Ando’s Note: Blogger still will not let me post images. Is anyone else having this problem?
You may recall a post on this very blog a few months ago about a little rat problem we were having. You may also recall a post about our Houdini of a dog, Jackson. Well, the rats are no longer a problem, and for a little bit we weren’t sure if we’d have to worry about Jackson escaping anymore.
Last night Jennifer and I were checking out the latest real estate offerings in southern Indiana and Jackson was upstairs jumping up on the couch, barking at the trees blowing in the breeze, and being generally obnoxious. Jen decided he might be better off downstairs with us. Our office/laundry room is connected to our garage and the door had been left open and Jackson wandered in. Suddenly I realized that I had placed a couple of rat poison traps in the garage and jumped up to get Jackson out of there before he discovered them. Too late. As I reached the garage door I heard him poking at one of the bait traps that was under a workbench. I yelled for him to come, but when he did he had the entire bait box firmly in his jaws. Jackson is not a very big dog, but he has jaws of steel. I knew there was no way I could pry it out of his mouth, at least not without spilling a 1/4 box of rat poison down his gullet. This is not an uncommon game. He likes to grab things he knows he’s not supposed to have and then hold them hostage until we either ignore him and it isn’t fun anymore, I assault him with a barrage of spray bottle fire, or we trade him for a treat. I was all for trading for the treat in this case. I held onto the box so he wouldn’t take off and Jen ran to get the treats. The trade was carried out succesfully, but we weren’t sure if he had actually ingested any of the poison. I didn’t think he had but we decided to call the pet emergency room anyway and they said we should bring him so they could make him throw up. So off to Pet Care we went.

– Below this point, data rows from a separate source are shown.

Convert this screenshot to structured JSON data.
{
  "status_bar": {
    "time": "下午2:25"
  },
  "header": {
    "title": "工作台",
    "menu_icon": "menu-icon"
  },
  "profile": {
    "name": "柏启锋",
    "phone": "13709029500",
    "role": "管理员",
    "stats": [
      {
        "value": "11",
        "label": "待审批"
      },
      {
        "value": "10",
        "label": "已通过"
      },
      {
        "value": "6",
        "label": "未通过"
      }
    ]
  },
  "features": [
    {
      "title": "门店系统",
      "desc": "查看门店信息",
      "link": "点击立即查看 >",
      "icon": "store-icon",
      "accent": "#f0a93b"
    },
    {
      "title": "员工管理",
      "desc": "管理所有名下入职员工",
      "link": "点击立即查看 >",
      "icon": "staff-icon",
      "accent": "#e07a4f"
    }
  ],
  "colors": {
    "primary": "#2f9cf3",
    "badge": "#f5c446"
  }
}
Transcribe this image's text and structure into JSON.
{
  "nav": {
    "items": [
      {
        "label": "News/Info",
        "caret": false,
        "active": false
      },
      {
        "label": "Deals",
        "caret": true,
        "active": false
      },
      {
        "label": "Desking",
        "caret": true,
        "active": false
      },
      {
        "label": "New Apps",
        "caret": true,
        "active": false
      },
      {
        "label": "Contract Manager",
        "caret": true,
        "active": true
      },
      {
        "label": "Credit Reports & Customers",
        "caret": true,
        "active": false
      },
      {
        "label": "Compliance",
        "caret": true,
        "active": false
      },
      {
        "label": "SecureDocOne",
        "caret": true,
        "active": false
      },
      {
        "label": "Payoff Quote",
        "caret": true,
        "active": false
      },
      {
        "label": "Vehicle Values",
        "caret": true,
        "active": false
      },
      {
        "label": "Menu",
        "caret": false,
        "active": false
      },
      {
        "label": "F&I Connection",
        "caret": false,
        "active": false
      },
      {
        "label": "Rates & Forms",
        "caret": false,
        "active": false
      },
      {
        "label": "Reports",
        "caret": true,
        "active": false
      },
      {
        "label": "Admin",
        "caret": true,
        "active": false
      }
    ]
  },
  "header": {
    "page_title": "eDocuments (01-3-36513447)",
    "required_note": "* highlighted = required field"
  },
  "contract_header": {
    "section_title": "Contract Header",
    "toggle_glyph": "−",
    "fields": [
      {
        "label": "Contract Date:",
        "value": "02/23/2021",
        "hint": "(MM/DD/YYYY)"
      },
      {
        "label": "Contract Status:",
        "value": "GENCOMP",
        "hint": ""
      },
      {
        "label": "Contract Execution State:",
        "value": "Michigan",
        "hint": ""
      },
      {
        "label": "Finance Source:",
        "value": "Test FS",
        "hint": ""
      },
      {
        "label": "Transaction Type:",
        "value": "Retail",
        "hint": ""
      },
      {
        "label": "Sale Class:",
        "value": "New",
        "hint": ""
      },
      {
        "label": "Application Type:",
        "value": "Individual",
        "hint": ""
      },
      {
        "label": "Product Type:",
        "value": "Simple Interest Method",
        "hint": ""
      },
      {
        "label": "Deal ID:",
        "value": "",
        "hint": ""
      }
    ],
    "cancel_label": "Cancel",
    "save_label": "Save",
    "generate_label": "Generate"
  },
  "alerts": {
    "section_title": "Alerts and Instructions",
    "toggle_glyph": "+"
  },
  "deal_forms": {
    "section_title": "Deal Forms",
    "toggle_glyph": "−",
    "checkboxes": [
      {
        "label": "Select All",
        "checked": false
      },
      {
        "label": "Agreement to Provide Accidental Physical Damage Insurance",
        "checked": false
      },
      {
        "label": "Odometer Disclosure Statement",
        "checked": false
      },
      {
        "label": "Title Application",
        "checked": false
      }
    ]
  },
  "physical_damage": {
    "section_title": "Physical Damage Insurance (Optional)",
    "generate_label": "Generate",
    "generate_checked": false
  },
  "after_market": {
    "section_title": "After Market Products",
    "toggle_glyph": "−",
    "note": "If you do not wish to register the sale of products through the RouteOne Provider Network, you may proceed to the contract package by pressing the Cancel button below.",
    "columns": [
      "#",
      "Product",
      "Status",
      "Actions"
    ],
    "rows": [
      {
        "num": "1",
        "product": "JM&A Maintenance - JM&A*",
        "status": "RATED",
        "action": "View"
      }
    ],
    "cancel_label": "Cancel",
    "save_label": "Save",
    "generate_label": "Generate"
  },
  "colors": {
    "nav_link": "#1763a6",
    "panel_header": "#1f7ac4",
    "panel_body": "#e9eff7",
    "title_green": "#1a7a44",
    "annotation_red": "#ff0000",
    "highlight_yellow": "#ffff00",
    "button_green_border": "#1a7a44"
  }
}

Walking into the lobby, they must have thought we were white trash fresh from the trailer park (no offense to J Crew and Ping). We were both dressed in shorts, t-shirts, and flip-flops, and not the stylish kind that all the kids are wearing these days. My Heavenly Hamburger shirt had a big stain on the front, I had about six days of growth on my face, and am in desperate need of a haircut. If you see my neck from behind you’ll think you bumped into the Wolfman. Jen looked as radiant as ever…at least as much as a trailer park babe can. We told the receptionist the problem and she took the leash and tried to get him to step up on the scale to be weighed. Jackson does not like to go to the vet. He knows that when he goes there, they’re going to poke him, and stick things in bad places, and it is going to be an all-in-all unpleasent experience. His response to this is to make everyone else’s experience equally unpleasent. He refused to get on the scale and had to literally be dragged onto it. As she was going down the hallway we warned the nurse that he dosen’t always care for strangers and he may try to bite off her face.

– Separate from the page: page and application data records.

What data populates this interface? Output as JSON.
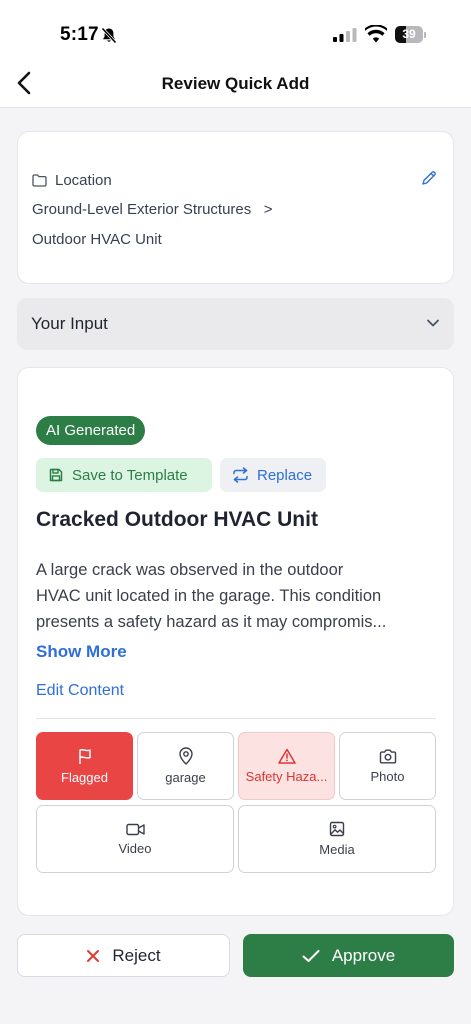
{
  "status_bar": {
    "time": "5:17",
    "battery": "39",
    "battery_fraction": 0.39
  },
  "header": {
    "title": "Review Quick Add"
  },
  "location": {
    "label": "Location",
    "path_line_1": "Ground-Level Exterior Structures   >",
    "path_line_2": "Outdoor HVAC Unit"
  },
  "your_input": {
    "title": "Your Input"
  },
  "item": {
    "badge": "AI Generated",
    "save_template": "Save to Template",
    "replace": "Replace",
    "title": "Cracked Outdoor HVAC Unit",
    "description_lines": [
      "A large crack was observed in the outdoor",
      "HVAC unit located in the garage. This condition",
      "presents a safety hazard as it may compromis..."
    ],
    "show_more": "Show More",
    "edit_content": "Edit Content"
  },
  "tiles": [
    {
      "label": "Flagged",
      "icon": "flag-icon"
    },
    {
      "label": "garage",
      "icon": "map-pin-icon"
    },
    {
      "label": "Safety Haza...",
      "icon": "warning-icon"
    },
    {
      "label": "Photo",
      "icon": "camera-icon"
    },
    {
      "label": "Video",
      "icon": "video-icon"
    },
    {
      "label": "Media",
      "icon": "image-icon"
    }
  ],
  "actions": {
    "reject": "Reject",
    "approve": "Approve"
  },
  "colors": {
    "primary_green": "#2d7d46",
    "link_blue": "#2f6fd6",
    "flag_red": "#ea4545",
    "hazard_bg": "#fde2e2"
  }
}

Then we waited. Animal doctors offices are not much different than people doctors offices, except they’re patients have two extra legs in most cases. After a few minutes in the lobby the receptionist told us we could go into the exam room and the doctor would be in shortly. Message decoded: go into this room that has no magazines to read and wait another 20 to 30 minutes. At least in this office we didn’t have to wear a paper nightgown. Finally, the vet came in and gave us the scoop: no rat poison found. Huzzah! She did say that he was being a little difficult. He was growling and acting rude, so they muzzeled him. Somehow in the process he flipped out and managed to wiggle out of both the muzzle and his gentle leader head collar and was thrashing about the exam room with nothiing to restrain him. If I believed in reincarnation, I’d swear our dog actually is Houdini. I had this cartoon mental image of him backed up in a corner, hairs on his back bristling, bearing his teeth and drooling while, five or six vet staff surround and try to subdue him. I wish I was an artist so I could draw you the picture. It’s pretty funny. Finally they mangaed to get the muzzle back on. They didn’t tell us how. Maybe they had the hunter from Jurassic Park come in and blast him with a dinosaur tranqualizer. “Clever, girl.” Once they got the muzzle on him they had to give him two of the shots to make him throw up. Apparently one is normally all that is required, but his adrenaline was pumping so much, the first one just mildly sedated him.
When the nurse brought him back in, he looked a little beaten down. His ears were back, his head was lowered and he still had some chunks on his front paws. “He wouldn’t let us clean his paws.”, she said. He also stunk to high-heaven. He smelled like he had been swimming in a vat of fish food. We walked back to the lobby paid our $126 and took the boy home to have a bath.
Not the way we anticipated spending the waning hours of our weekend, but then that’s Jackson. We’re never quite sure what to expect next.